The Manhattan Beach Fire Department paramedic unit arrived, as did Lifeguard Capt. Jeff Horn, just as DeCoste regained consciousness.
“By the time we got there, he was awake, talking to us,” said firefighter paramedic Bo Reynolds.
The paramedics, who’d arrived four minutes after receiving the call, took over from there, transporting him in their ambulance to Little Company of Mary hospital. They were astonished at the scene they’d arrived to — what they call “a Good Samaritan” rescue, joined by the lifeguards quick response. It’s rare for them to arrive on a scene already so well handled.
Firefighter paramedic Rudy Mejia kept asking, only half joking, “Is that it guys?”
MBFD Capt. Tom Desmond noted that the incident showed how simple hands-only compression CPR can make the difference between life and death.
“It’s a perfect example of someone being able to help out, and then the lifeguards get there and we had a good outcome,” Desmond said. “A total save. We don’t get enough of those.”
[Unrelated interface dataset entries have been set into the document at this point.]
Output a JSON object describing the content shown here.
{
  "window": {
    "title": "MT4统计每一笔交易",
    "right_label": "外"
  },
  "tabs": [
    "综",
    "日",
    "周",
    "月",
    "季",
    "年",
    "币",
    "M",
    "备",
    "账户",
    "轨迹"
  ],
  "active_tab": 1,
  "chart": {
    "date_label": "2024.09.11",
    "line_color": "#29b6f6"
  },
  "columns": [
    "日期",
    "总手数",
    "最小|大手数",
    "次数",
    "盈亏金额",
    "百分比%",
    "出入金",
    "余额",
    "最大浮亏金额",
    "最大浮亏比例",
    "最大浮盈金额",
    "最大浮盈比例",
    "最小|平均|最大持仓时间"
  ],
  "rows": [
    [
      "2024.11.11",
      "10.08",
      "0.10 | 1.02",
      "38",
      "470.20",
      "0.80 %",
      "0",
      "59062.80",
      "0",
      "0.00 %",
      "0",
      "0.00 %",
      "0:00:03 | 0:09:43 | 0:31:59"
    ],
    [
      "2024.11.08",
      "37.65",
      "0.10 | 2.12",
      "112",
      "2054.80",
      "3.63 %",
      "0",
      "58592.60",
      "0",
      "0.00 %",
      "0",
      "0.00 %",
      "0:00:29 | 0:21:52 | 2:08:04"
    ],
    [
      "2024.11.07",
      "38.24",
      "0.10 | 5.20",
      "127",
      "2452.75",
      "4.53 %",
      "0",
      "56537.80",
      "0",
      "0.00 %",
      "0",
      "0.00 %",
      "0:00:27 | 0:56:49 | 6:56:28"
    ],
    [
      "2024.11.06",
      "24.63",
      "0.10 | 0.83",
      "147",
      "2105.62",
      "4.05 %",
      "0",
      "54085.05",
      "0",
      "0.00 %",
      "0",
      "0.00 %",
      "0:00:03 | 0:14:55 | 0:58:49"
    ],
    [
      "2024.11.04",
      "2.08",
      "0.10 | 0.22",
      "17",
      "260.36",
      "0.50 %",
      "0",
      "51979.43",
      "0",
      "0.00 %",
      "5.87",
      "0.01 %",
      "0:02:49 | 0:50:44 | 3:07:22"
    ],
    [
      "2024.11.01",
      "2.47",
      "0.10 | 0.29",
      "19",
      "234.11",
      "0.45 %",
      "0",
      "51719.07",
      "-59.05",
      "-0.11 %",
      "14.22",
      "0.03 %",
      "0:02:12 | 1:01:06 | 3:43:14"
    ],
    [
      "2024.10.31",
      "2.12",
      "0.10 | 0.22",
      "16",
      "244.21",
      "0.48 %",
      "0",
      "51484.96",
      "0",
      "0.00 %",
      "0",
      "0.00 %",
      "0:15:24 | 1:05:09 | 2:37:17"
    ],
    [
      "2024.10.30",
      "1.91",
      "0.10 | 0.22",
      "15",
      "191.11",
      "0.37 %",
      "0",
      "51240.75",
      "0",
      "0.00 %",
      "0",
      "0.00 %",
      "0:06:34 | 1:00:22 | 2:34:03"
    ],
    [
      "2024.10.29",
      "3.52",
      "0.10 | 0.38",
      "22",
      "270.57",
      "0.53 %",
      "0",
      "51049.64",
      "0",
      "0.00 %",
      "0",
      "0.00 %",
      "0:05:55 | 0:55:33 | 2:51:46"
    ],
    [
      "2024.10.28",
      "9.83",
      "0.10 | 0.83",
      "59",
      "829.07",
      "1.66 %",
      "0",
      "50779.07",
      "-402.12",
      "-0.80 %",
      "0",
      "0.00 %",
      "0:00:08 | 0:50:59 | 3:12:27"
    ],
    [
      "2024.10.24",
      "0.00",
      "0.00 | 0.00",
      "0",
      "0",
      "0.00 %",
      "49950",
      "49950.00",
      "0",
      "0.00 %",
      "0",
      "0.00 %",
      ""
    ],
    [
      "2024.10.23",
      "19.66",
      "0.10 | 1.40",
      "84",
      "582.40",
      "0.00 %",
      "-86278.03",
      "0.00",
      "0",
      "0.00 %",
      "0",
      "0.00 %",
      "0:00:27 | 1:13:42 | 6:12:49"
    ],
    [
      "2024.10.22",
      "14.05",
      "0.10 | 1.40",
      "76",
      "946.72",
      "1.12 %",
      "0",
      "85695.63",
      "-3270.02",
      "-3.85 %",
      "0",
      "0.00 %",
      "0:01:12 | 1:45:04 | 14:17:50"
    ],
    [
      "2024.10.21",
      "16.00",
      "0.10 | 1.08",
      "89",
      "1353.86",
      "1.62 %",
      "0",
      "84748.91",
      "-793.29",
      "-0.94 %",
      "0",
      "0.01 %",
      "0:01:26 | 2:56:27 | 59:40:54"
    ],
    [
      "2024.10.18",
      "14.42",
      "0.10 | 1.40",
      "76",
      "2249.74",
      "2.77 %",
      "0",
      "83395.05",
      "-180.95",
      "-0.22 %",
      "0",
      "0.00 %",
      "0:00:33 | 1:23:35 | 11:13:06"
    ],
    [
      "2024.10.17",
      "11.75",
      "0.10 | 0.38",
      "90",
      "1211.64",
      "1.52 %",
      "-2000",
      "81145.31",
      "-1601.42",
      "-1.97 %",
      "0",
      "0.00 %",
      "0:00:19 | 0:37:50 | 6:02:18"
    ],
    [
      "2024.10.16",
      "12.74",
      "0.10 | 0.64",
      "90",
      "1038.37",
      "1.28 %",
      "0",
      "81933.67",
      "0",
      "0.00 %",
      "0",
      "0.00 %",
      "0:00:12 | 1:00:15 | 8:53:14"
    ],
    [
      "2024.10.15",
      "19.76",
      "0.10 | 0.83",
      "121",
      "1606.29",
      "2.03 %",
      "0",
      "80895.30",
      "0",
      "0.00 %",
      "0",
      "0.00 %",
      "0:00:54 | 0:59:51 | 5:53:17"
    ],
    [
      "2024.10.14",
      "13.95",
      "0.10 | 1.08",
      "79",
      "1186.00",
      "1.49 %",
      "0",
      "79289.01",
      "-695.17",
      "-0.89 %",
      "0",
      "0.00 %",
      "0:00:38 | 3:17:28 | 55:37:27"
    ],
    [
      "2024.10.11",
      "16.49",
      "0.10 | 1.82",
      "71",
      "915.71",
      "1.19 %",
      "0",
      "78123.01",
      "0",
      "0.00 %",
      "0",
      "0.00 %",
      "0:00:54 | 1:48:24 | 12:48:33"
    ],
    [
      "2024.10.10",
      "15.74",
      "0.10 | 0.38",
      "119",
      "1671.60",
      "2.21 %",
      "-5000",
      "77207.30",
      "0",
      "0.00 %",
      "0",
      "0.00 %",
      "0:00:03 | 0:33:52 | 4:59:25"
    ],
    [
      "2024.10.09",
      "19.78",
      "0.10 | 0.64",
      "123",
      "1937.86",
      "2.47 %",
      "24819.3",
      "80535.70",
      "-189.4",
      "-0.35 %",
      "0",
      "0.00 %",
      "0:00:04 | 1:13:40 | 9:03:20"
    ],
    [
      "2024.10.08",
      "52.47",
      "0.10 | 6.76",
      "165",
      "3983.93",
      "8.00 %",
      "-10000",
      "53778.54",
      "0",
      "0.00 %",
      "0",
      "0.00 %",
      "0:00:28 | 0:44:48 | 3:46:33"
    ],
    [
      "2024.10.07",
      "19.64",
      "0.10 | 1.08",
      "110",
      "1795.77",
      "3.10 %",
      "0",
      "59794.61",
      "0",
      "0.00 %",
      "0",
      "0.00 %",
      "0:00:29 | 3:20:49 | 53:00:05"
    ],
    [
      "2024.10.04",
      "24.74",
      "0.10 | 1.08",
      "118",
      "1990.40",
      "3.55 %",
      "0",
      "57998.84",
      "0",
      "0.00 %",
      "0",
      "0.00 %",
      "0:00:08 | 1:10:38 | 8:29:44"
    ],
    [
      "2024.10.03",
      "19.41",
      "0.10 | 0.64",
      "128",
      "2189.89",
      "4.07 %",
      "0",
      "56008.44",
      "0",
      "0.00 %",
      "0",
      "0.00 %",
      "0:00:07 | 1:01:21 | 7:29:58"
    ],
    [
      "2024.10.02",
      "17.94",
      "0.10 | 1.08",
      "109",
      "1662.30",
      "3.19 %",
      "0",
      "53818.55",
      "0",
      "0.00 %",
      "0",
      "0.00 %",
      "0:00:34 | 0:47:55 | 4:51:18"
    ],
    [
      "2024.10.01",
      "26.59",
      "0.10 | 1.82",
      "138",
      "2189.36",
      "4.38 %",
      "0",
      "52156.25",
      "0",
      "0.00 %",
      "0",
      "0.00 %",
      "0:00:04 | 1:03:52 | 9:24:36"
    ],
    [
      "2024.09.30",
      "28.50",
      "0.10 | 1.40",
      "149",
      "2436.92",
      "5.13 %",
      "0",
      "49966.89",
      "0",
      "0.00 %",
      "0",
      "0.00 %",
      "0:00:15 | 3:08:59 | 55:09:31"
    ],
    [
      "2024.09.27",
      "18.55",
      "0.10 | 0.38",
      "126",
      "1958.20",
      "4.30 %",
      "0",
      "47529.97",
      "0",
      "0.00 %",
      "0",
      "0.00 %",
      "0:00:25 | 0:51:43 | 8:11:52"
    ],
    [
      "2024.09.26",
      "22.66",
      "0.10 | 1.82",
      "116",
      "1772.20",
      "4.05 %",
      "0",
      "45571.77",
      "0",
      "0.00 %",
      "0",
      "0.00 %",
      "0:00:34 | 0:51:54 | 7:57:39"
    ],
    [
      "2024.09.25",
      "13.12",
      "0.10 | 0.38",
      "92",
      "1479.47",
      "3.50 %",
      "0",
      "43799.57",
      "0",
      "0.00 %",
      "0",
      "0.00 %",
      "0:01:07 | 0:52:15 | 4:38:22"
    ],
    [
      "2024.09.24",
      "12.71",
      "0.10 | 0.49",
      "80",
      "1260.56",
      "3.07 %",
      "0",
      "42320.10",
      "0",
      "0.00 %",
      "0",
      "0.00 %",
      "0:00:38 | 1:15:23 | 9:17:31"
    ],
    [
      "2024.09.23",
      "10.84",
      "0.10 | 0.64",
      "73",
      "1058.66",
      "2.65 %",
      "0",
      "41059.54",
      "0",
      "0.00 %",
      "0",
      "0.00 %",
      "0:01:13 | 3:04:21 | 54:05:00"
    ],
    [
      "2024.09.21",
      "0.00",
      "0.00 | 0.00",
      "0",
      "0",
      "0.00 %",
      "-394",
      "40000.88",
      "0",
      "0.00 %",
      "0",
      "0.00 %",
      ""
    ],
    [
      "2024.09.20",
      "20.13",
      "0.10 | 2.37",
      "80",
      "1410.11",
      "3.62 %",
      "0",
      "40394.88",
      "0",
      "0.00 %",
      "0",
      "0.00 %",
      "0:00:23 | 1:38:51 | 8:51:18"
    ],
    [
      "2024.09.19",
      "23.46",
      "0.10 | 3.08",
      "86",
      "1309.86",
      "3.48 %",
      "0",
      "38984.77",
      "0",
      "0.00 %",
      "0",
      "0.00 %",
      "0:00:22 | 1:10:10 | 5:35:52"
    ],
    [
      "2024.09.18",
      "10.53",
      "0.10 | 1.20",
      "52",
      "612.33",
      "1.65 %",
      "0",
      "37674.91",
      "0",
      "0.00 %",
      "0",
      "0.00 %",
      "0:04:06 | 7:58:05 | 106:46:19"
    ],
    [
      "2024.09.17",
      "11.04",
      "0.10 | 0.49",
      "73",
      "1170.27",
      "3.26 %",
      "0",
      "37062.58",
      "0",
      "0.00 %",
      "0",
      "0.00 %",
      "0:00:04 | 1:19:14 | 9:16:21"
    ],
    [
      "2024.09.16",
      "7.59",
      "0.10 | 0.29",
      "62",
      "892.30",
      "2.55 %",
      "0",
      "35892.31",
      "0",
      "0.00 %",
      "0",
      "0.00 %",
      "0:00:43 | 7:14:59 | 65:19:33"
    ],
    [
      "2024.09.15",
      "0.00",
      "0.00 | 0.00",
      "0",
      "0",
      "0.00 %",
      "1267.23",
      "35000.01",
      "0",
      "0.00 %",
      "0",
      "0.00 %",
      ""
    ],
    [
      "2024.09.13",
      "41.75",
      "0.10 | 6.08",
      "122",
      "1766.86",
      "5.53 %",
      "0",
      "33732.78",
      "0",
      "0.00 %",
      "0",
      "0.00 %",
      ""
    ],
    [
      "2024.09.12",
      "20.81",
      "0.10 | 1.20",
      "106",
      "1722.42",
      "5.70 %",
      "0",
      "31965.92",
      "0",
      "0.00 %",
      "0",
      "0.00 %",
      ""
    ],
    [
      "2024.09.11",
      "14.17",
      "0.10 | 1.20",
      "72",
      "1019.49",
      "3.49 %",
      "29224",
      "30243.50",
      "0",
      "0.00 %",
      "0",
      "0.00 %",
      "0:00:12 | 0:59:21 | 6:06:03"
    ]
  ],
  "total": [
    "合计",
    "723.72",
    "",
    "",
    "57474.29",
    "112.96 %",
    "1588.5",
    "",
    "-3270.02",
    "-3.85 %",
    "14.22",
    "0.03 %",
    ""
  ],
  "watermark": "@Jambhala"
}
As the ambulance left and crowd dispersed, somebody said to Donatucci, “Wow. That was f…king sick.”
Donatucci went back to the beach and played volleyball. It didn’t really sink in what had happened til he got home that afternoon, when he suddenly felt totally exhausted.
“It was like, ‘Holy crap, what just happened?” he recalled.
At the hospital, American Martyrs Monsignor John Barry helped DeCoste’s wife Julie piece together exactly what had happened. The Donatucci family are also parishioners. She called Donatucci’s mother, who she’d known 20 years.
“Was that your Matthew who just saved my husband’s life?” she asked.
“We are just so grateful to him, and for the innocent bystanders who got Matt’s attention, and the lifeguards, and the fire department — they all went above and beyond and saved my husband’s life. And kudos to El Camino College for teaching CPR,” DeCoste said. “We are speechless. There are just not words enough.”
On June 6, Donatucci, the DeCostes, the lifeguards, and the firefighter paramedics all met back at the scene of the save. DeCoste, who has returned to work and that day had walked the family dog a mile and a quarter, looked up at Donatucci, who is 6-foot-5.
“Did you get an ‘A’ in that first aid class?” he asked.
The lifeguards reminded him of his first words after returning to life. “I was just jogging and laid down to take a rest,” he’d told them.
“So,” DeCoste said, “I was wrong about that.”
By coincidence, June 1 to 7 is National CPR Awareness Week.
“It was a true team effort,” said Crum. “One of our core values in the LA County Fire Department is teamwork, and it’s not just among our lifeguard division, it’s amongst the public, and Manhattan Beach Fire, and each other… Everybody just did everything, and it just worked out.”